A clear link exists between persistent criminal behaviour by young offenders and high levels of drug use, according to Mike Collison of Keele University's department of criminology.
But it is not the case that young people embark on crime to feed their drug habits as politicians and the public often believe, he says.
Dr Collison has conducted detailed life-history interviews with a random sample of 80 prison inmates aged between 17 and 21. Some 81 per cent had committed their first crime by the age of 15.
The survey, backed by the Economic and Social Research Council, showed that 74 per cent of drug users in the survey began crime before or at the same time as starting to take drugs.
Fourteen was the average age of starting drugs with most beginning between 12 and 16 years of age.
Dr Collison says that drugs and crime feed off each other and the Government should recognise this.
"The thrust of drug strategies in recent years has been that if we do something about drugs then we would automatically be tackling crime. It is nowhere near so simple. I would argue that if we did something about crime then we would be in a much better position to address the problem of drug use among young people," he says.
The drift into crimes such as shoplifting results from young people entering a culture where drugs are a way of life. "It is a very expensive lifestyle they are introduced to. The best trainers, sweat shirts and Pounds 100 on a rave night is typical."
According to the report, Crime, Drug and Treatment Careers, most of the drug-using sample had tried a range of drugs. Classified by main drug, 30 per cent used cannabis on a regular basis, 14 per cent one of the "dance drugs" regularly and 15 per cent heroin. Many of the heroin users were also users of drugs such as cocaine and amphetamine.

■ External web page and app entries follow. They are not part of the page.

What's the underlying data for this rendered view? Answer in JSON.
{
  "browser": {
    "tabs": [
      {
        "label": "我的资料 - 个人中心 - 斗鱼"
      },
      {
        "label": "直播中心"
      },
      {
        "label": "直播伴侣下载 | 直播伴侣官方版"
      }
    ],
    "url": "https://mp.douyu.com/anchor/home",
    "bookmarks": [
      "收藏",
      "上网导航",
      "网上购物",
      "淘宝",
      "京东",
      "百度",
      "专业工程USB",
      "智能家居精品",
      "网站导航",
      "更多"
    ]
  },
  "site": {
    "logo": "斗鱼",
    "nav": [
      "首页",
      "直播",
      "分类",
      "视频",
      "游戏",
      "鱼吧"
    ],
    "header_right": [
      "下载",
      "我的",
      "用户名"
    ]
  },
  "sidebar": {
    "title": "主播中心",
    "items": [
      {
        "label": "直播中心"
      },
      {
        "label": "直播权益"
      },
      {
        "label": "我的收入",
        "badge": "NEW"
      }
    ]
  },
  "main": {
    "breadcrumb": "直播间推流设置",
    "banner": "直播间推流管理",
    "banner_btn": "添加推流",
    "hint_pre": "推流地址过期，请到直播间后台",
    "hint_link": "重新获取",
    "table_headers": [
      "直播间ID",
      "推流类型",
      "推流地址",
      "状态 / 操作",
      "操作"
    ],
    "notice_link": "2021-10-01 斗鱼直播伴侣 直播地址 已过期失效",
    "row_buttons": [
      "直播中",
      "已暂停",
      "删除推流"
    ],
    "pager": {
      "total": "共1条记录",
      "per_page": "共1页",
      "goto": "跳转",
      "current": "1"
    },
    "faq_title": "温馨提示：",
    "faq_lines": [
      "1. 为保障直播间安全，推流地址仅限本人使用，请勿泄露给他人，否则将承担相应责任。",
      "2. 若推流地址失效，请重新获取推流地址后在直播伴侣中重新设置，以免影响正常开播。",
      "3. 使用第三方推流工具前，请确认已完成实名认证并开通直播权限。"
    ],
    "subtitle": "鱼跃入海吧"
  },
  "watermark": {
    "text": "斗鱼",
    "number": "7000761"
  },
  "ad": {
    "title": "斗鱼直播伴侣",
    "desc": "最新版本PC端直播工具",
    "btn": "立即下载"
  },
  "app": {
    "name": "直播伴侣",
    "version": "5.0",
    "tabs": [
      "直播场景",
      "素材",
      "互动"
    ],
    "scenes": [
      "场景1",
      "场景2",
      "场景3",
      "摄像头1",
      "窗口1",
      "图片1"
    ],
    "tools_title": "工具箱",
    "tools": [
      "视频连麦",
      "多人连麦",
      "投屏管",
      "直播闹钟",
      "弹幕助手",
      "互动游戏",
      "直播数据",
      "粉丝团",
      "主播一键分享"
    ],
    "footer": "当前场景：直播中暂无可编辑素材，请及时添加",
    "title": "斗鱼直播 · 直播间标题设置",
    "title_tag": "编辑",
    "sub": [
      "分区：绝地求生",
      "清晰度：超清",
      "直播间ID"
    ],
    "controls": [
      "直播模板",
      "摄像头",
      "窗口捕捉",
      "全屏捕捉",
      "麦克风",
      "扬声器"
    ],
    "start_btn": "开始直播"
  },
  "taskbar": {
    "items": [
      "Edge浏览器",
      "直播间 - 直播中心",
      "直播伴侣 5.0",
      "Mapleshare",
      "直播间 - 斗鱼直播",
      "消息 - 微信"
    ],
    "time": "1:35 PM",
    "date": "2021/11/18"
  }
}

The unanimous view among drug users in the sample was that the present education and treatment policies and agencies were irrelevant to them.
Dr Collison says: "A fundamental rethink of these policies is needed. The vast majority in the drug using group did not want to stop and saw their drug use and crime as part of everyday life. In the words of young offenders themselves, they 'can find better things to do with their time'."